Source material:
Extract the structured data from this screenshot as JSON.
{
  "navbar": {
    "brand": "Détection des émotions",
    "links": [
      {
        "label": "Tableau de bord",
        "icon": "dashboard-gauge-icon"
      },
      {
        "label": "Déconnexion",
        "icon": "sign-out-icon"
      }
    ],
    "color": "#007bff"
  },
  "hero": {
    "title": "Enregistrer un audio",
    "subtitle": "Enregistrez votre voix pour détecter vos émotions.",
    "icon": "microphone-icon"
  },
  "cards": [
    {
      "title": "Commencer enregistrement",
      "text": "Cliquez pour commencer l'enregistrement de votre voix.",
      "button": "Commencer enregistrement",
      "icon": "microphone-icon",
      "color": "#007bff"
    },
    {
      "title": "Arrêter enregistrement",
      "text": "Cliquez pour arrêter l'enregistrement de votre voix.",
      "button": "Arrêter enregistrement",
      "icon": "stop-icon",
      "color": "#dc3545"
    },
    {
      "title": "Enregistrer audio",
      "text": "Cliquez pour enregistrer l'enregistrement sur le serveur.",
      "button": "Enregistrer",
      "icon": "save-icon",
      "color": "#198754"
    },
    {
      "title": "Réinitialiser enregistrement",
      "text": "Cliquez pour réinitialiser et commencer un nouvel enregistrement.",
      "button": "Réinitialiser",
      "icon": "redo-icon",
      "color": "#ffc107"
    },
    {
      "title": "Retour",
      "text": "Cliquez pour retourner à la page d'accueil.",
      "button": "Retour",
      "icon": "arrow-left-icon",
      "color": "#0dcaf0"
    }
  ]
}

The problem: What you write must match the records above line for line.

Response area:
Extract the structured data from this screenshot as JSON.
{
  "navbar": {
    "brand": "Détection des émotions",
    "links": [
      {
        "label": "Tableau de bord",
        "icon": "dashboard-gauge-icon"
      },
      {
        "label": "Déconnexion",
        "icon": "sign-out-icon"
      }
    ],
    "color": "#007bff"
  },
  "hero": {
    "title": "Enregistrer un audio",
    "subtitle": "Enregistrez votre voix pour détecter vos émotions.",
    "icon": "microphone-icon"
  },
  "cards": [
    {
      "title": "Commencer enregistrement",
      "text": "Cliquez pour commencer l'enregistrement de votre voix.",
      "button": "Commencer enregistrement",
      "icon": "microphone-icon",
      "color": "#007bff"
    },
    {
      "title": "Arrêter enregistrement",
      "text": "Cliquez pour arrêter l'enregistrement de votre voix.",
      "button": "Arrêter enregistrement",
      "icon": "stop-icon",
      "color": "#dc3545"
    },
    {
      "title": "Enregistrer audio",
      "text": "Cliquez pour enregistrer l'enregistrement sur le serveur.",
      "button": "Enregistrer",
      "icon": "save-icon",
      "color": "#198754"
    },
    {
      "title": "Réinitialiser enregistrement",
      "text": "Cliquez pour réinitialiser et commencer un nouvel enregistrement.",
      "button": "Réinitialiser",
      "icon": "redo-icon",
      "color": "#ffc107"
    },
    {
      "title": "Retour",
      "text": "Cliquez pour retourner à la page d'accueil.",
      "button": "Retour",
      "icon": "arrow-left-icon",
      "color": "#0dcaf0"
    }
  ]
}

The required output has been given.